Once the images are set aside, return every entry exactly.

→ Exercise input:
↓

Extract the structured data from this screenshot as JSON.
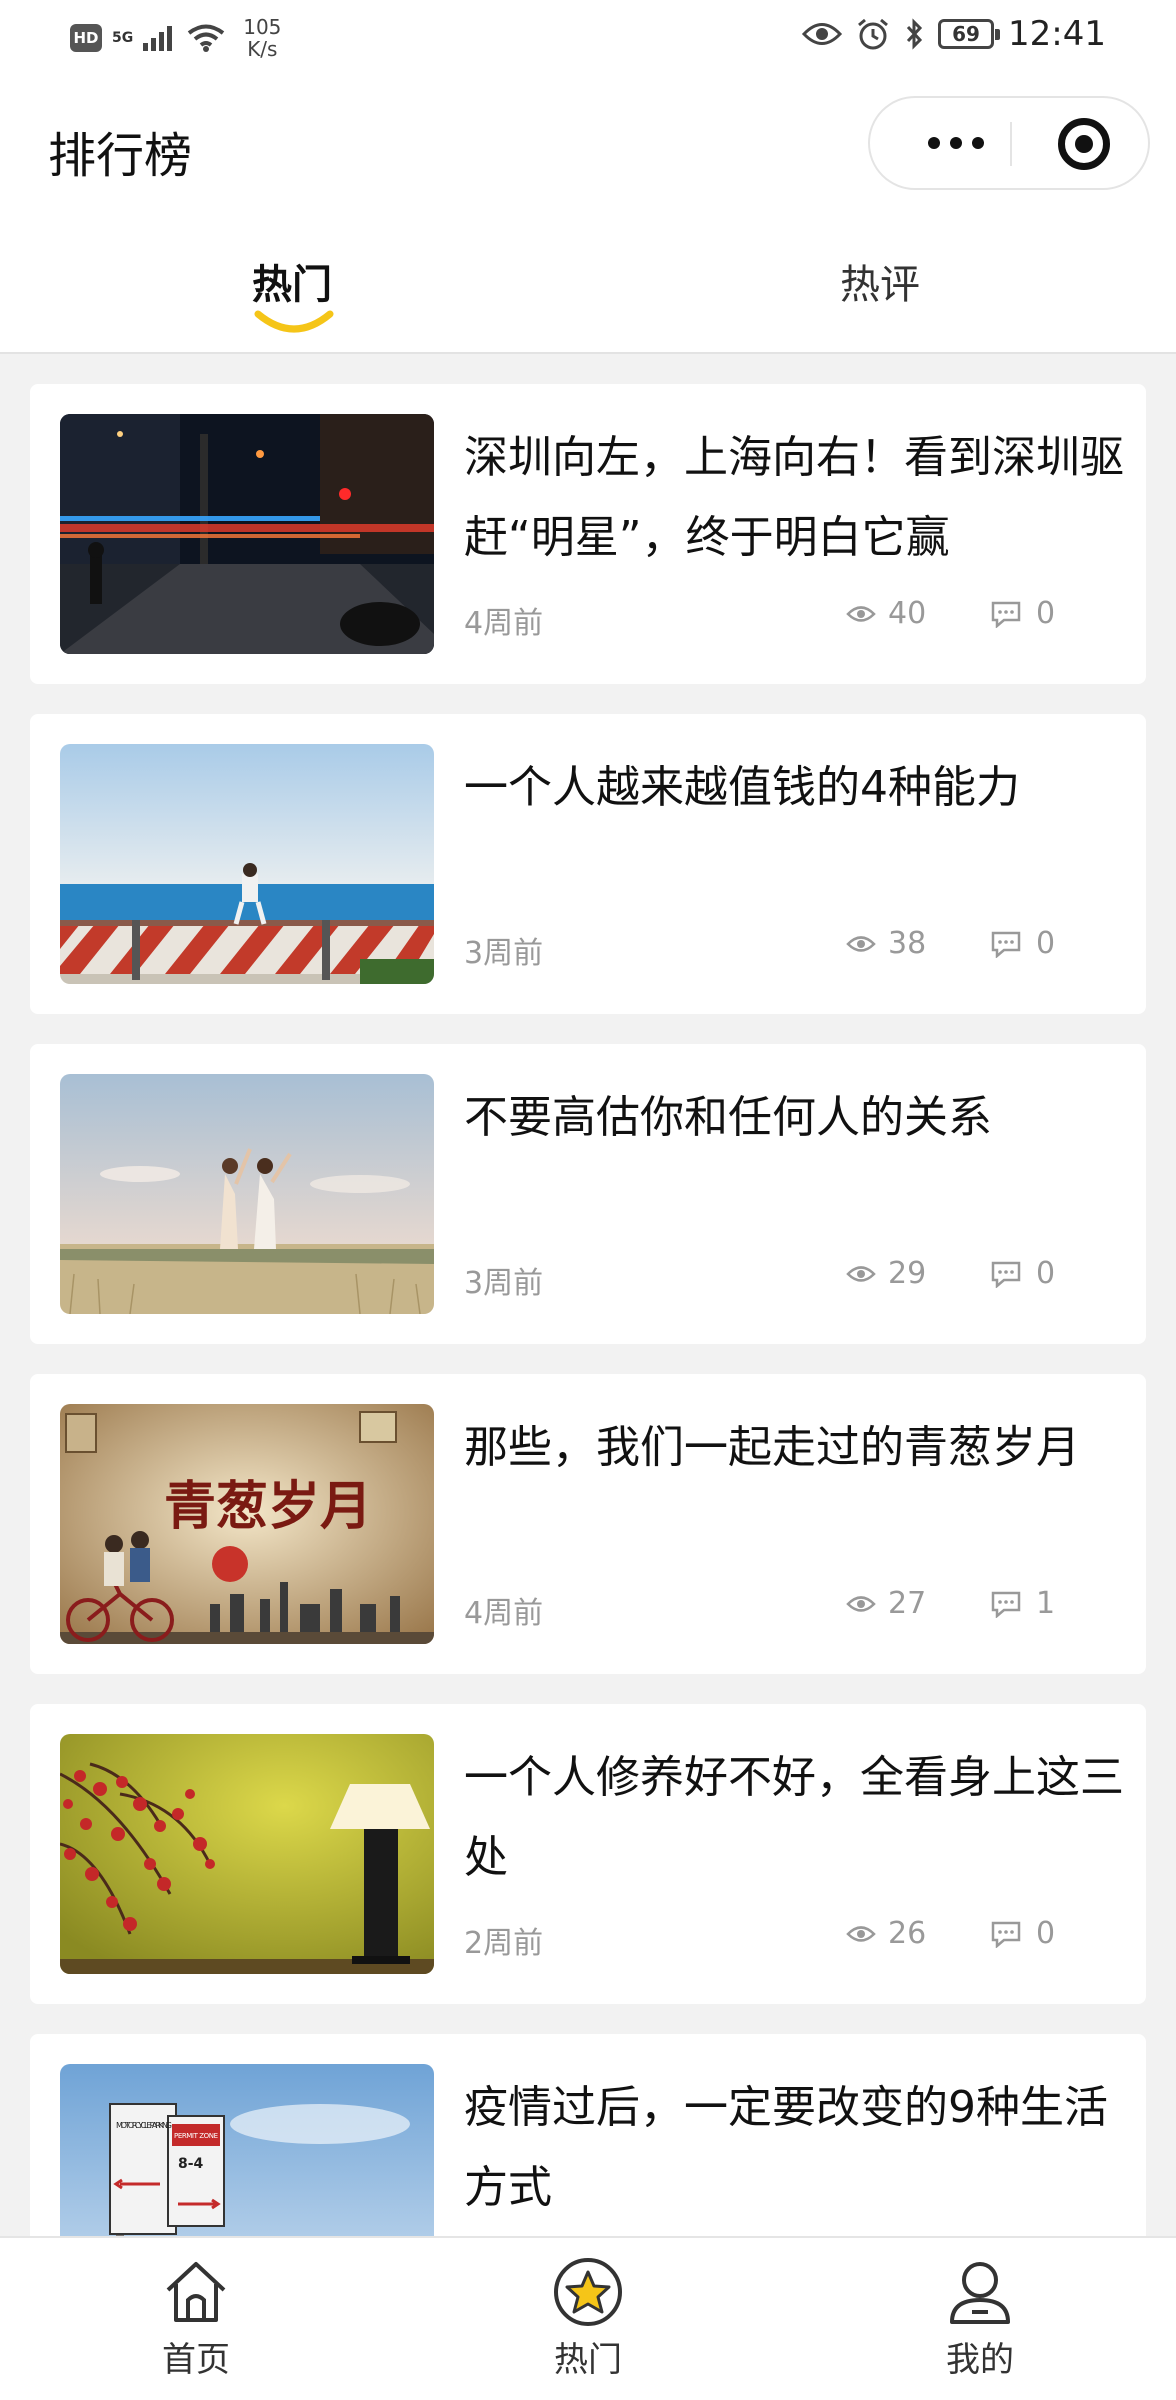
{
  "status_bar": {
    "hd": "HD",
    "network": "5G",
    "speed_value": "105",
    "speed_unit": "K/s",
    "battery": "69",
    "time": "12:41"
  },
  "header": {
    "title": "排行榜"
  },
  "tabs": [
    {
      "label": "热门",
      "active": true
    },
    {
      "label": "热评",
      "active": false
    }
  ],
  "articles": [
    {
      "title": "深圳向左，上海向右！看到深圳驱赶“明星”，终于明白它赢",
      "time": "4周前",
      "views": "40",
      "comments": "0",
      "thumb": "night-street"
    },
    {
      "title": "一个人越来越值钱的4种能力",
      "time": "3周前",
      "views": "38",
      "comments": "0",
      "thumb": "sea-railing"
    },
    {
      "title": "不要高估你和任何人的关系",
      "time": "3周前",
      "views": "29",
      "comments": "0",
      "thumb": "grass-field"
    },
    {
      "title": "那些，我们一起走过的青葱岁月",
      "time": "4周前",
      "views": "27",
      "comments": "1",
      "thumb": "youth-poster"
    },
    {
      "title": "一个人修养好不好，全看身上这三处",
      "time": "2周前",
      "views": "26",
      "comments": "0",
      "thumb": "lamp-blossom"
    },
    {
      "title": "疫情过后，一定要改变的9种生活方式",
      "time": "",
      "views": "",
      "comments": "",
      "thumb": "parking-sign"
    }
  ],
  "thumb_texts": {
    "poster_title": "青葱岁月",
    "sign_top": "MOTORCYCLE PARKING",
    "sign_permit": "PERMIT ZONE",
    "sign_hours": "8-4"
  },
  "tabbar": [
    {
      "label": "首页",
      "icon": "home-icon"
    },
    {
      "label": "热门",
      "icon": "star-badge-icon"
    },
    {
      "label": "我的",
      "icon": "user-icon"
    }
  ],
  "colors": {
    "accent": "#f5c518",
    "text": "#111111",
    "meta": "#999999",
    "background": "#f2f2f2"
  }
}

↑

→ Problem solution:
Extract the structured data from this screenshot as JSON.
{
  "status_bar": {
    "hd": "HD",
    "network": "5G",
    "speed_value": "105",
    "speed_unit": "K/s",
    "battery": "69",
    "time": "12:41"
  },
  "header": {
    "title": "排行榜"
  },
  "tabs": [
    {
      "label": "热门",
      "active": true
    },
    {
      "label": "热评",
      "active": false
    }
  ],
  "articles": [
    {
      "title": "深圳向左，上海向右！看到深圳驱赶“明星”，终于明白它赢",
      "time": "4周前",
      "views": "40",
      "comments": "0",
      "thumb": "night-street"
    },
    {
      "title": "一个人越来越值钱的4种能力",
      "time": "3周前",
      "views": "38",
      "comments": "0",
      "thumb": "sea-railing"
    },
    {
      "title": "不要高估你和任何人的关系",
      "time": "3周前",
      "views": "29",
      "comments": "0",
      "thumb": "grass-field"
    },
    {
      "title": "那些，我们一起走过的青葱岁月",
      "time": "4周前",
      "views": "27",
      "comments": "1",
      "thumb": "youth-poster"
    },
    {
      "title": "一个人修养好不好，全看身上这三处",
      "time": "2周前",
      "views": "26",
      "comments": "0",
      "thumb": "lamp-blossom"
    },
    {
      "title": "疫情过后，一定要改变的9种生活方式",
      "time": "",
      "views": "",
      "comments": "",
      "thumb": "parking-sign"
    }
  ],
  "thumb_texts": {
    "poster_title": "青葱岁月",
    "sign_top": "MOTORCYCLE PARKING",
    "sign_permit": "PERMIT ZONE",
    "sign_hours": "8-4"
  },
  "tabbar": [
    {
      "label": "首页",
      "icon": "home-icon"
    },
    {
      "label": "热门",
      "icon": "star-badge-icon"
    },
    {
      "label": "我的",
      "icon": "user-icon"
    }
  ],
  "colors": {
    "accent": "#f5c518",
    "text": "#111111",
    "meta": "#999999",
    "background": "#f2f2f2"
  }
}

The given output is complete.